## WORK REQUEST
Set each line of the data down exactly, please.

Data items:
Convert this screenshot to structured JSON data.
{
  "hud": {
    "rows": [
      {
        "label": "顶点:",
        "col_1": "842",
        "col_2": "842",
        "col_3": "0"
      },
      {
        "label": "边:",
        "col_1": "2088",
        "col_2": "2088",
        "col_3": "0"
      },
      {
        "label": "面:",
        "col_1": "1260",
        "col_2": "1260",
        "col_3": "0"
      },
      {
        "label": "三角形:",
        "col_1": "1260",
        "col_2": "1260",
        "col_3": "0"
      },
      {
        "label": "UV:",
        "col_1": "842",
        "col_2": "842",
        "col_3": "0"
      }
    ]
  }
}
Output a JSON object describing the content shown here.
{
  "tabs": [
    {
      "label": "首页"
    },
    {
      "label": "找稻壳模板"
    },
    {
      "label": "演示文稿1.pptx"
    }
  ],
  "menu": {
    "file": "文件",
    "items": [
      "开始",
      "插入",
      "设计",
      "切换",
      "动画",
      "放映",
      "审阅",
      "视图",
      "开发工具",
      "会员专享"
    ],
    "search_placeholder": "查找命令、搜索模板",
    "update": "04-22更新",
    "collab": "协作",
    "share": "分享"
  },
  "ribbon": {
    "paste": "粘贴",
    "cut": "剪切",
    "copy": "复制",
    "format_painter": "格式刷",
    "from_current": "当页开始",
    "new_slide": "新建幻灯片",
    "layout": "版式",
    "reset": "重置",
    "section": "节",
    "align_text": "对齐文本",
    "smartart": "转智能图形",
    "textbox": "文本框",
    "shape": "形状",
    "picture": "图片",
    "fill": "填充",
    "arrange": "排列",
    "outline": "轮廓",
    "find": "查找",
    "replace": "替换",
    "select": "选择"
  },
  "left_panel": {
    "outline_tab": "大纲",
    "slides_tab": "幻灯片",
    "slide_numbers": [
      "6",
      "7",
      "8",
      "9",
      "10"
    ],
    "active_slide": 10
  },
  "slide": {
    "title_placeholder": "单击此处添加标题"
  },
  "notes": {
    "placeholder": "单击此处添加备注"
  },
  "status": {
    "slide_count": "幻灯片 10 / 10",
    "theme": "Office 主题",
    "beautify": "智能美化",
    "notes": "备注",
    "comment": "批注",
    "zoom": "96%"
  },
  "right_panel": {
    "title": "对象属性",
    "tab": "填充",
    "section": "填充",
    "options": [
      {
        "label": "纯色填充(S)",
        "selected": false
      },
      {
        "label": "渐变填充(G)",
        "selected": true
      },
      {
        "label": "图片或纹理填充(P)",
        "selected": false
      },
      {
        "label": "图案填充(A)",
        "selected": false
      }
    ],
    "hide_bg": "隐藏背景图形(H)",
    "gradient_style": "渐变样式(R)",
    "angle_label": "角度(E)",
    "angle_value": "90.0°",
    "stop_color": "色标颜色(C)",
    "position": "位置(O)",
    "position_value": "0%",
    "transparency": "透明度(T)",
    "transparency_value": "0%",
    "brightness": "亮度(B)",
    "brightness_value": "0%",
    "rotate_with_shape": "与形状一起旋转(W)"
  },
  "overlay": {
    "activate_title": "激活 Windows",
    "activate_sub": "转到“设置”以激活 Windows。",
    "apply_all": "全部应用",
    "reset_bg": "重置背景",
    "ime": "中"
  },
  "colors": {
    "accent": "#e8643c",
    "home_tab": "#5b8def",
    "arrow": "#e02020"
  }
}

## RESPONSE BOX
Convert this screenshot to structured JSON data.
{
  "hud": {
    "rows": [
      {
        "label": "顶点:",
        "col_1": "842",
        "col_2": "842",
        "col_3": "0"
      },
      {
        "label": "边:",
        "col_1": "2088",
        "col_2": "2088",
        "col_3": "0"
      },
      {
        "label": "面:",
        "col_1": "1260",
        "col_2": "1260",
        "col_3": "0"
      },
      {
        "label": "三角形:",
        "col_1": "1260",
        "col_2": "1260",
        "col_3": "0"
      },
      {
        "label": "UV:",
        "col_1": "842",
        "col_2": "842",
        "col_3": "0"
      }
    ]
  }
}
Output a JSON object describing the content shown here.
{
  "tabs": [
    {
      "label": "首页"
    },
    {
      "label": "找稻壳模板"
    },
    {
      "label": "演示文稿1.pptx"
    }
  ],
  "menu": {
    "file": "文件",
    "items": [
      "开始",
      "插入",
      "设计",
      "切换",
      "动画",
      "放映",
      "审阅",
      "视图",
      "开发工具",
      "会员专享"
    ],
    "search_placeholder": "查找命令、搜索模板",
    "update": "04-22更新",
    "collab": "协作",
    "share": "分享"
  },
  "ribbon": {
    "paste": "粘贴",
    "cut": "剪切",
    "copy": "复制",
    "format_painter": "格式刷",
    "from_current": "当页开始",
    "new_slide": "新建幻灯片",
    "layout": "版式",
    "reset": "重置",
    "section": "节",
    "align_text": "对齐文本",
    "smartart": "转智能图形",
    "textbox": "文本框",
    "shape": "形状",
    "picture": "图片",
    "fill": "填充",
    "arrange": "排列",
    "outline": "轮廓",
    "find": "查找",
    "replace": "替换",
    "select": "选择"
  },
  "left_panel": {
    "outline_tab": "大纲",
    "slides_tab": "幻灯片",
    "slide_numbers": [
      "6",
      "7",
      "8",
      "9",
      "10"
    ],
    "active_slide": 10
  },
  "slide": {
    "title_placeholder": "单击此处添加标题"
  },
  "notes": {
    "placeholder": "单击此处添加备注"
  },
  "status": {
    "slide_count": "幻灯片 10 / 10",
    "theme": "Office 主题",
    "beautify": "智能美化",
    "notes": "备注",
    "comment": "批注",
    "zoom": "96%"
  },
  "right_panel": {
    "title": "对象属性",
    "tab": "填充",
    "section": "填充",
    "options": [
      {
        "label": "纯色填充(S)",
        "selected": false
      },
      {
        "label": "渐变填充(G)",
        "selected": true
      },
      {
        "label": "图片或纹理填充(P)",
        "selected": false
      },
      {
        "label": "图案填充(A)",
        "selected": false
      }
    ],
    "hide_bg": "隐藏背景图形(H)",
    "gradient_style": "渐变样式(R)",
    "angle_label": "角度(E)",
    "angle_value": "90.0°",
    "stop_color": "色标颜色(C)",
    "position": "位置(O)",
    "position_value": "0%",
    "transparency": "透明度(T)",
    "transparency_value": "0%",
    "brightness": "亮度(B)",
    "brightness_value": "0%",
    "rotate_with_shape": "与形状一起旋转(W)"
  },
  "overlay": {
    "activate_title": "激活 Windows",
    "activate_sub": "转到“设置”以激活 Windows。",
    "apply_all": "全部应用",
    "reset_bg": "重置背景",
    "ime": "中"
  },
  "colors": {
    "accent": "#e8643c",
    "home_tab": "#5b8def",
    "arrow": "#e02020"
  }
}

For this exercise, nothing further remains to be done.